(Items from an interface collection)
BEGIN
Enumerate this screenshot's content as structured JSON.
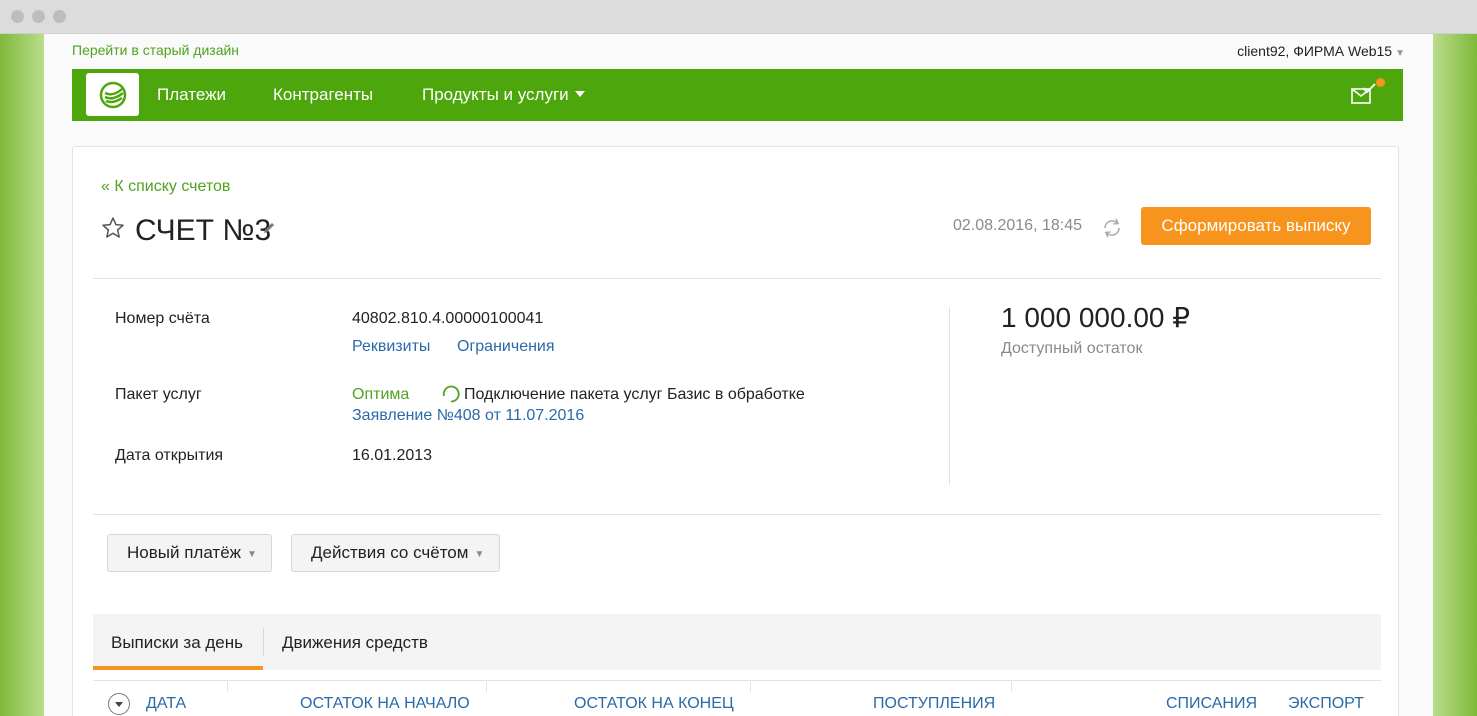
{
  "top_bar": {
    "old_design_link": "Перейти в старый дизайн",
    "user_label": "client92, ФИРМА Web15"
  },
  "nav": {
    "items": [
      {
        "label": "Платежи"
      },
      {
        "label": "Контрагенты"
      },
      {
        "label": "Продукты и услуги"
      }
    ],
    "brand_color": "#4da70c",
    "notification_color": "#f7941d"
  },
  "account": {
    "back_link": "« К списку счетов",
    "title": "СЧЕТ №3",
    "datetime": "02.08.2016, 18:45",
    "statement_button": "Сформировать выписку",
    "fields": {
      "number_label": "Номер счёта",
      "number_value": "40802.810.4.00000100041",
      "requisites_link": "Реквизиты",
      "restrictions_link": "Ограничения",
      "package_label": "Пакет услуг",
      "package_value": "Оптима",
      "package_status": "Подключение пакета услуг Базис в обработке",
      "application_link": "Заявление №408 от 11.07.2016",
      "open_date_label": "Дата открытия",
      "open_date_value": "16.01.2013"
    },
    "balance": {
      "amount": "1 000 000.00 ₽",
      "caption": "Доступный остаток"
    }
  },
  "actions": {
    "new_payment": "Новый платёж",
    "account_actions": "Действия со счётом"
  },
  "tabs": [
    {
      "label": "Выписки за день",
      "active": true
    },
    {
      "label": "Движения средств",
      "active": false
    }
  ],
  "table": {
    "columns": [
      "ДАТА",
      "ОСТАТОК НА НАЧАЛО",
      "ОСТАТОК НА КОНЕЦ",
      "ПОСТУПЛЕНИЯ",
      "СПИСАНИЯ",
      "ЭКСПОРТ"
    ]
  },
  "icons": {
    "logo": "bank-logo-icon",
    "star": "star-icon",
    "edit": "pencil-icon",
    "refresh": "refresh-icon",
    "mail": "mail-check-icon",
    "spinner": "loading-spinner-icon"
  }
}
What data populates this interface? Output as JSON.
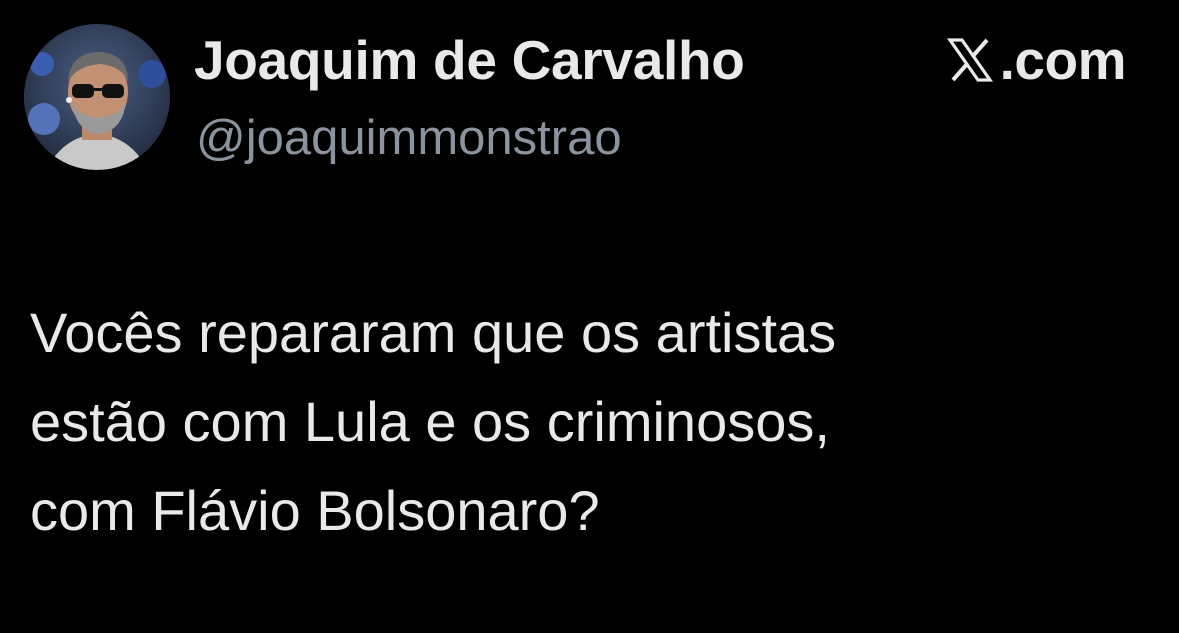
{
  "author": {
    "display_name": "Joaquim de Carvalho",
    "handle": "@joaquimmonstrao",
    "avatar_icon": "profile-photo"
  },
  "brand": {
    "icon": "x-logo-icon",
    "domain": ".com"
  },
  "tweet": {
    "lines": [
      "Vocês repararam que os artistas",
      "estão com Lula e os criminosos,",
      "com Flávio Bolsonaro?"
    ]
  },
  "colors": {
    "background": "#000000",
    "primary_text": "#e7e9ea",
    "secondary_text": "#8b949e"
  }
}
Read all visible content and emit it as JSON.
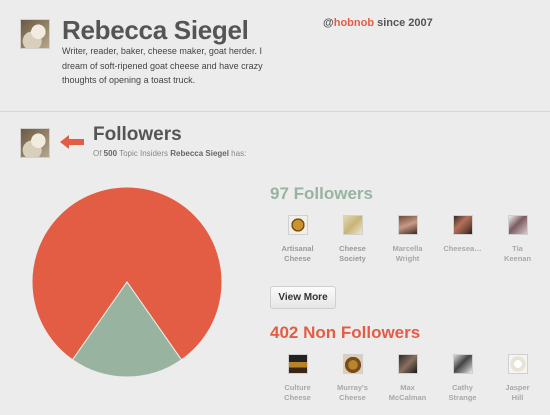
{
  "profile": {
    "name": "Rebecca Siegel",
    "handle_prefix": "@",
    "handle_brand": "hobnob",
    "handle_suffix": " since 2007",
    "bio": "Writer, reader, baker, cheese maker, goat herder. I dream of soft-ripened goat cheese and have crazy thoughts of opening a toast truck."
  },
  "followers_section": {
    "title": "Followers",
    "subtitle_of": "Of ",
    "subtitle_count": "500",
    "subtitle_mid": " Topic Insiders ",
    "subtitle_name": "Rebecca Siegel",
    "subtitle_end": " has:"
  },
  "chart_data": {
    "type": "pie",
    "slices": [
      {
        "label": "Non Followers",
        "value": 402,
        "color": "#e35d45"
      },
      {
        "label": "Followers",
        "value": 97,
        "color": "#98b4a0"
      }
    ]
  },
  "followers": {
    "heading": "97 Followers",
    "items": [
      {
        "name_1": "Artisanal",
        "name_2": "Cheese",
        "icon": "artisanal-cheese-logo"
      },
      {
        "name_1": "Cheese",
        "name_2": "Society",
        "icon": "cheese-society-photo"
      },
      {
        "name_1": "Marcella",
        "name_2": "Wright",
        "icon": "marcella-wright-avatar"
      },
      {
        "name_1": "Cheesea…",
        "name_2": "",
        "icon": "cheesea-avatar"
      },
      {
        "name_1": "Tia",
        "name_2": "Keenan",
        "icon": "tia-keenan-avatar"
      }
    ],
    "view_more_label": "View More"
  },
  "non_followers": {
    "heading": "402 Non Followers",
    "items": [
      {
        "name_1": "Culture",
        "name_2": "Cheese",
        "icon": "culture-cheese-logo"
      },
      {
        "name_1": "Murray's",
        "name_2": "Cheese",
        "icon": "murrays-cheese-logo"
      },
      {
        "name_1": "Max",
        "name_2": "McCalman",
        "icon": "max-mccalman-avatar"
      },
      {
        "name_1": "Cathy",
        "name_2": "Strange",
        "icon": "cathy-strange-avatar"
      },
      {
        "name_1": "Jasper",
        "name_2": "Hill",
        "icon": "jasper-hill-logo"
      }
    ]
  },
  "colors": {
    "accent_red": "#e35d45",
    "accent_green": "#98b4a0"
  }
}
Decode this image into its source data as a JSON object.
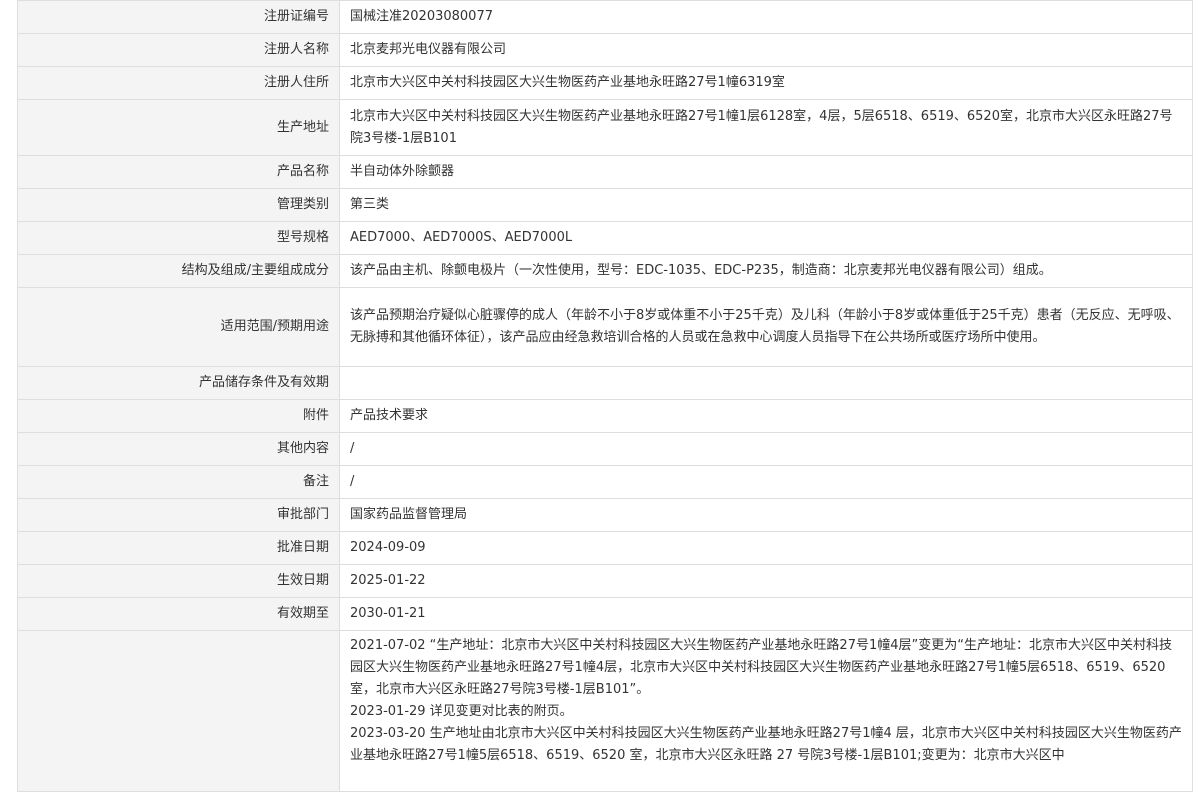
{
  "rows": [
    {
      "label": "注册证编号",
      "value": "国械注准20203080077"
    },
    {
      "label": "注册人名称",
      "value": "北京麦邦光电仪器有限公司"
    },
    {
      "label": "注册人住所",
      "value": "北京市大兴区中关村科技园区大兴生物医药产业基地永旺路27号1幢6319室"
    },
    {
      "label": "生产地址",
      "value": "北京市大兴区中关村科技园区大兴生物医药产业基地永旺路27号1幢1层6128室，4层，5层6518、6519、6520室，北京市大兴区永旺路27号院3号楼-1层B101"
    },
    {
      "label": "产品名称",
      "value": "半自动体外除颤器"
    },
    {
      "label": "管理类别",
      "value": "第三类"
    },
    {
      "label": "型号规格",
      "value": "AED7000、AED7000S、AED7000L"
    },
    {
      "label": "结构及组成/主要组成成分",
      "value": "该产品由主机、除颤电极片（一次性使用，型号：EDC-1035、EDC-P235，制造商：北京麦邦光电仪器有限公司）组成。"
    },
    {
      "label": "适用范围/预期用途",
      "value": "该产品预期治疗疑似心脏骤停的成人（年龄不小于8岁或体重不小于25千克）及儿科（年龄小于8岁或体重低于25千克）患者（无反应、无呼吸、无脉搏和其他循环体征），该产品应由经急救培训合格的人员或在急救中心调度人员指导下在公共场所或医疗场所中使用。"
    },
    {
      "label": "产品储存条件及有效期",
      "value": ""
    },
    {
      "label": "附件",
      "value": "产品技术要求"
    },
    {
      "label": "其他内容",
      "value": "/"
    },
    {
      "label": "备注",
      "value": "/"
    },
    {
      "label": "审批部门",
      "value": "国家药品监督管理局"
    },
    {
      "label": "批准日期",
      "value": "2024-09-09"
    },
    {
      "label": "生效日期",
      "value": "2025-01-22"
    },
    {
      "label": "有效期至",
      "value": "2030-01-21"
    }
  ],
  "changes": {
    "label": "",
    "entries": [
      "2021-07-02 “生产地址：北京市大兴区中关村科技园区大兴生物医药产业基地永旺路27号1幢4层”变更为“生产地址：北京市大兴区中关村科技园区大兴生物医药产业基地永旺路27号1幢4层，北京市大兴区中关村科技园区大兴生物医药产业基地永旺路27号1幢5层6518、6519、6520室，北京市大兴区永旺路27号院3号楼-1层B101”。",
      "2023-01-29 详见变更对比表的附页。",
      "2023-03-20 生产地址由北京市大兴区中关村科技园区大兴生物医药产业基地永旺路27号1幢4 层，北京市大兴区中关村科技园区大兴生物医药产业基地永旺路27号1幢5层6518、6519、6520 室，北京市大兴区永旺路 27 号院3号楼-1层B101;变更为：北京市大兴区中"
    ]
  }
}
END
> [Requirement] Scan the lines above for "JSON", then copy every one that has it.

> [Exercise response]
Enumerate this screenshot's content as structured JSON.
What data populates this interface? Output as JSON.
Read all visible content and emit it as JSON.
Decode this image into its source data as a JSON object.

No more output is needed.